Yemen is the poorest country in the Middle East and the civil war, that has plunged into chaos, is one of the forgotten conflicts that the Pope included in his speech last Christmas.
The civil war has been brewing for years, but in March 2015 finally broke completely. Yemen is divided into two factions: the north, in the hands of Shiite rebels, who could be helped by Iran, and the south, controlled by the government, and supported by the coalition led by Saudi Arabia.
Lack of security has facilitated the entry of ISIS or Al Qaeda terrorists, who are the main suspects against religious attacks. Last September, in Aden, the last Catholic church in the country was burned.
The killing, of the four missionaries of Mother Teresa's congregation and 12 other people in a nursing home, was the latest of the many crimes committed in this conflict, whose authorship is unclear.
The UN says that the Saudi Arabia-led coalition could be responsible for many of the airstrikes commited on civilians.
Spokesperson, UN High Commissioner for Human Rights
"Civilian casualties continue to mount in Yemen. During the month of February, a total of at least 168 civilians were killed and 193 injured, around two-thirds of them by coalition airstrikes.”
The coalition led by Saudi Arabia; however, has denied responsibility for such attacks on civilians. The representative at the UN has indicated that cases in which errors have been committed are under further investigation.
Permanent Representative of Saudi Arabia to the UN
"Anybody who says that that the Saudi-led coalition targets deliberately civilian targets including hospitals or schools or otherwise is absolutely wrong. It’s absolutely wrong.”
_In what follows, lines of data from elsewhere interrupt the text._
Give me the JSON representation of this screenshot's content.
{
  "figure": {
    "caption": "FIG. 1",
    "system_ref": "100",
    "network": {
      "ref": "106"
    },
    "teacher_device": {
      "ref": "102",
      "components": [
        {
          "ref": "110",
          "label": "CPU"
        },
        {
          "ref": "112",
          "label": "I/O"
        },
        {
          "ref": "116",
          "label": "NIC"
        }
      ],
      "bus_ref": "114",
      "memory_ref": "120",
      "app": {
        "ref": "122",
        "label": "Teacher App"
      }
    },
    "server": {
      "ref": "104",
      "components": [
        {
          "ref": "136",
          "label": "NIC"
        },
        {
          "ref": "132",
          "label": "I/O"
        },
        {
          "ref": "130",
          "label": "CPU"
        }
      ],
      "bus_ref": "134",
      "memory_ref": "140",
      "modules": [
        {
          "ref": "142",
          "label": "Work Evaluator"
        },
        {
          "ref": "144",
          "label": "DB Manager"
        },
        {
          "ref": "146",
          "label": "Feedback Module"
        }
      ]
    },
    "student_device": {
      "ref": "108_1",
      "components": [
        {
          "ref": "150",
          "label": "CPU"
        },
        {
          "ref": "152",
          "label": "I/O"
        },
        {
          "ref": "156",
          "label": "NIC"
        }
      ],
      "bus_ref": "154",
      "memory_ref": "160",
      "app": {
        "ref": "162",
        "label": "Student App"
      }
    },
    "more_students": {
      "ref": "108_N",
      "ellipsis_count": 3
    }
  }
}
It is estimated that the war has displaced more than one million and caused more than 9,000 deaths. Also added to this is the terrible food crisis affecting at least 15 million people.